» **Web page and app entries**
+ + +

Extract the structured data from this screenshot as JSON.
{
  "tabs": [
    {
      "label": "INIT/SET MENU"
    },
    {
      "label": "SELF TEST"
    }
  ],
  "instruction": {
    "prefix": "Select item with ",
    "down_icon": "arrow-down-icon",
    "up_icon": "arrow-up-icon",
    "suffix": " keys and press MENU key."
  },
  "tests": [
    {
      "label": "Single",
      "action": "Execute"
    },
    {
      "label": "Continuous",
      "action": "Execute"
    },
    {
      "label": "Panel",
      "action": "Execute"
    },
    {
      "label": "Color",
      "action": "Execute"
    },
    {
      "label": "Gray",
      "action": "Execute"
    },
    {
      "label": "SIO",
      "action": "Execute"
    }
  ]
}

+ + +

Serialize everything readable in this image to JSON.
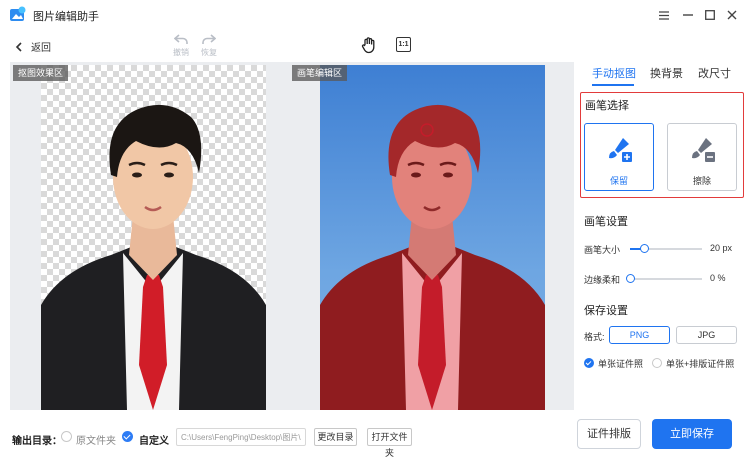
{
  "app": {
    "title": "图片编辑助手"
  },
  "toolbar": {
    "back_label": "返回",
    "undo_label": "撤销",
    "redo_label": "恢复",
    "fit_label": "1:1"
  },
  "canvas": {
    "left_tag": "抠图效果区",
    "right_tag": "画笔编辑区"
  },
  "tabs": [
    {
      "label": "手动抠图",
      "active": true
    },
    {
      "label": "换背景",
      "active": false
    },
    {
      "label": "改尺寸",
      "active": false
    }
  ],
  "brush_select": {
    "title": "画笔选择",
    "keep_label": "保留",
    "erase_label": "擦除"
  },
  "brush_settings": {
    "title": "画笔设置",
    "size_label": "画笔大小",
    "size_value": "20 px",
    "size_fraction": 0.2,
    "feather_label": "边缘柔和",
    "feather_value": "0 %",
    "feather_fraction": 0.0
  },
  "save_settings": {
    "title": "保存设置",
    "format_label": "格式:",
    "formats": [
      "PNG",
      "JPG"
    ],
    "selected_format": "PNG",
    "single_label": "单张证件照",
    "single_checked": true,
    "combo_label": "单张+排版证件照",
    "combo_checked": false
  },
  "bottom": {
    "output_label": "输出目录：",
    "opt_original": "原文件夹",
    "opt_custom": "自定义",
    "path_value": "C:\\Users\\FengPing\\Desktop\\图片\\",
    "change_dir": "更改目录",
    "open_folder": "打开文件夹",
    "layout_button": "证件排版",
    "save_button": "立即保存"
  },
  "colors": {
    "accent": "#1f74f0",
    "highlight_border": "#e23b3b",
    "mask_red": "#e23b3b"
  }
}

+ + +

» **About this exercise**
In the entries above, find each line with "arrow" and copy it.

» **Reply to the task**
    "down_icon": "arrow-down-icon",
    "up_icon": "arrow-up-icon",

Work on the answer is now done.